Please retype the records below exactly, omitting any images.
++++++++++
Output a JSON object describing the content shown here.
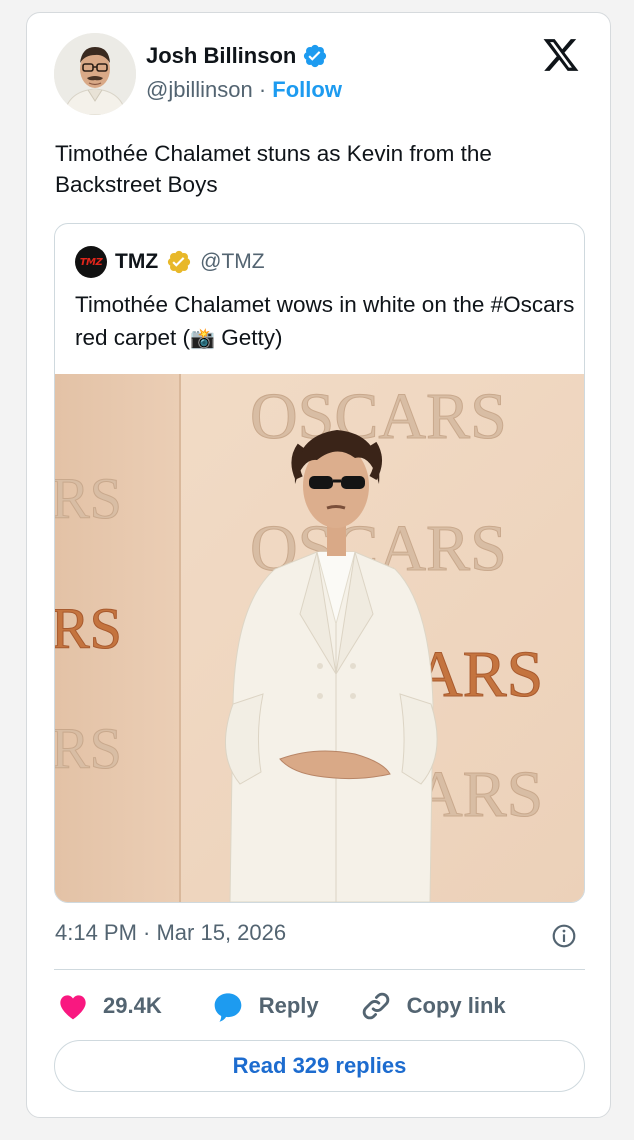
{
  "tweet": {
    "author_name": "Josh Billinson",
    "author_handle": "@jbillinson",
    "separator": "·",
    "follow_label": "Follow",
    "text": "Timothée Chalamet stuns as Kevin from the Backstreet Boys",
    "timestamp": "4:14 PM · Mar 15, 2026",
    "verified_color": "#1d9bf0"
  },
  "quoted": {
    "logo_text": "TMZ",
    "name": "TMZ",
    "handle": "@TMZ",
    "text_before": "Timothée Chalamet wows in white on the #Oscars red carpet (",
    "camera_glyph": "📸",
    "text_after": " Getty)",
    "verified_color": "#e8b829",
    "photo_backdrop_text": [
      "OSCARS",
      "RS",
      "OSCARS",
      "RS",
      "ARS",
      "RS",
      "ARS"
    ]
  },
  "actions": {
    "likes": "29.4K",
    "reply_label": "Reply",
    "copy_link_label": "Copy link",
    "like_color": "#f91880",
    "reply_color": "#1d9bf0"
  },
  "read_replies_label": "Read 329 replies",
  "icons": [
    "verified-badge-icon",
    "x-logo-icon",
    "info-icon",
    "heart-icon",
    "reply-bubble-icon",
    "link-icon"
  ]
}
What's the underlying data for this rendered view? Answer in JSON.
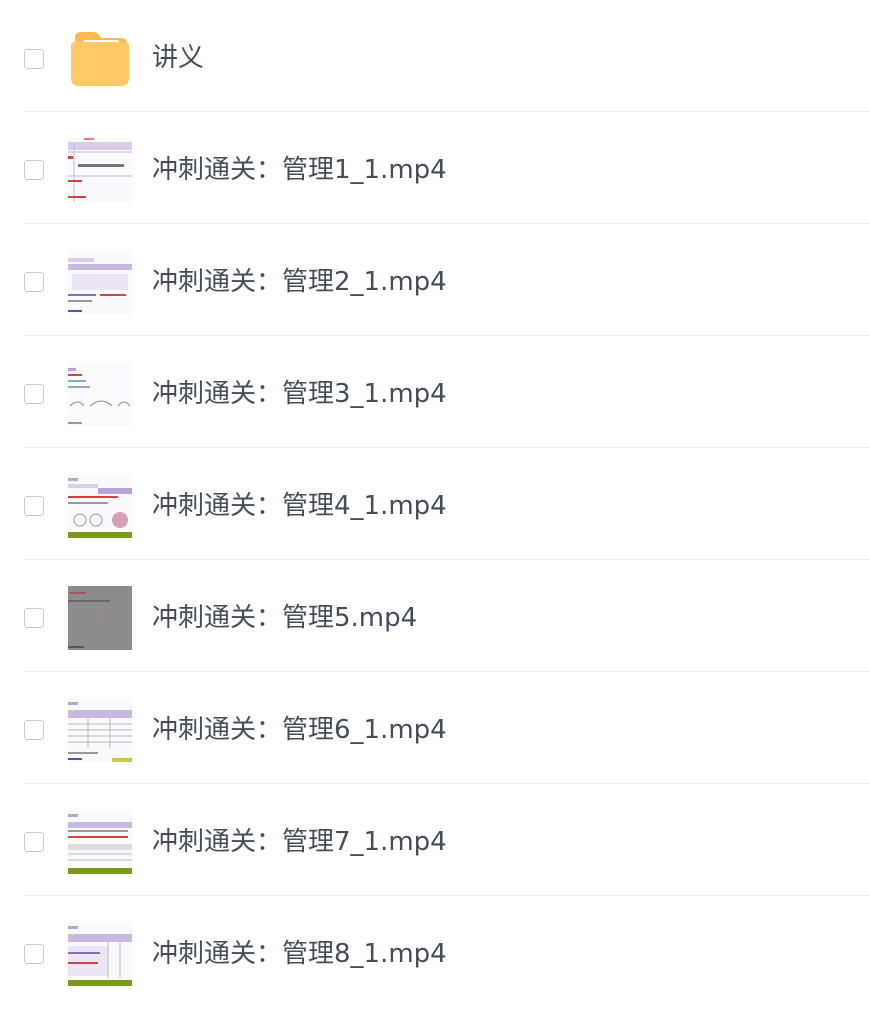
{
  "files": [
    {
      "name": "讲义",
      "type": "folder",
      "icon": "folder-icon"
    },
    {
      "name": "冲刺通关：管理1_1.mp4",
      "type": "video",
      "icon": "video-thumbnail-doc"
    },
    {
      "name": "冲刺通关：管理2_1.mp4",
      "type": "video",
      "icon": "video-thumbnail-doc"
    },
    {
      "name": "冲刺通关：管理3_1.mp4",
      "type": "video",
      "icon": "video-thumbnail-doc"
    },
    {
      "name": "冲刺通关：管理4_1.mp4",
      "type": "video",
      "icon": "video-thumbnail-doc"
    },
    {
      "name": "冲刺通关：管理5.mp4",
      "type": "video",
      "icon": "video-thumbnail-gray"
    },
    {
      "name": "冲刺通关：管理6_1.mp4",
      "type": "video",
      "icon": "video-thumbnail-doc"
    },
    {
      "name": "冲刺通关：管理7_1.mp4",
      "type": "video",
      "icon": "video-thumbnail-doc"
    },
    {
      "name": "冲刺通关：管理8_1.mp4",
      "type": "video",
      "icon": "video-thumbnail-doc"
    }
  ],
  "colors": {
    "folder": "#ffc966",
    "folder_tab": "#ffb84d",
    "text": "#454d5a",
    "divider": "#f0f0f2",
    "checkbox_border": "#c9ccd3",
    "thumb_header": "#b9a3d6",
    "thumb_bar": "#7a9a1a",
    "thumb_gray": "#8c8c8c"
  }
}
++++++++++
[YOUR SOLUTION]
Output a JSON object describing the content shown here.
{
  "tweet": {
    "author_name": "Josh Billinson",
    "author_handle": "@jbillinson",
    "separator": "·",
    "follow_label": "Follow",
    "text": "Timothée Chalamet stuns as Kevin from the Backstreet Boys",
    "timestamp": "4:14 PM · Mar 15, 2026",
    "verified_color": "#1d9bf0"
  },
  "quoted": {
    "logo_text": "TMZ",
    "name": "TMZ",
    "handle": "@TMZ",
    "text_before": "Timothée Chalamet wows in white on the #Oscars red carpet (",
    "camera_glyph": "📸",
    "text_after": " Getty)",
    "verified_color": "#e8b829",
    "photo_backdrop_text": [
      "OSCARS",
      "RS",
      "OSCARS",
      "RS",
      "ARS",
      "RS",
      "ARS"
    ]
  },
  "actions": {
    "likes": "29.4K",
    "reply_label": "Reply",
    "copy_link_label": "Copy link",
    "like_color": "#f91880",
    "reply_color": "#1d9bf0"
  },
  "read_replies_label": "Read 329 replies",
  "icons": [
    "verified-badge-icon",
    "x-logo-icon",
    "info-icon",
    "heart-icon",
    "reply-bubble-icon",
    "link-icon"
  ]
}
What's the underlying data for this rendered view? Answer in JSON.
{
  "files": [
    {
      "name": "讲义",
      "type": "folder",
      "icon": "folder-icon"
    },
    {
      "name": "冲刺通关：管理1_1.mp4",
      "type": "video",
      "icon": "video-thumbnail-doc"
    },
    {
      "name": "冲刺通关：管理2_1.mp4",
      "type": "video",
      "icon": "video-thumbnail-doc"
    },
    {
      "name": "冲刺通关：管理3_1.mp4",
      "type": "video",
      "icon": "video-thumbnail-doc"
    },
    {
      "name": "冲刺通关：管理4_1.mp4",
      "type": "video",
      "icon": "video-thumbnail-doc"
    },
    {
      "name": "冲刺通关：管理5.mp4",
      "type": "video",
      "icon": "video-thumbnail-gray"
    },
    {
      "name": "冲刺通关：管理6_1.mp4",
      "type": "video",
      "icon": "video-thumbnail-doc"
    },
    {
      "name": "冲刺通关：管理7_1.mp4",
      "type": "video",
      "icon": "video-thumbnail-doc"
    },
    {
      "name": "冲刺通关：管理8_1.mp4",
      "type": "video",
      "icon": "video-thumbnail-doc"
    }
  ],
  "colors": {
    "folder": "#ffc966",
    "folder_tab": "#ffb84d",
    "text": "#454d5a",
    "divider": "#f0f0f2",
    "checkbox_border": "#c9ccd3",
    "thumb_header": "#b9a3d6",
    "thumb_bar": "#7a9a1a",
    "thumb_gray": "#8c8c8c"
  }
}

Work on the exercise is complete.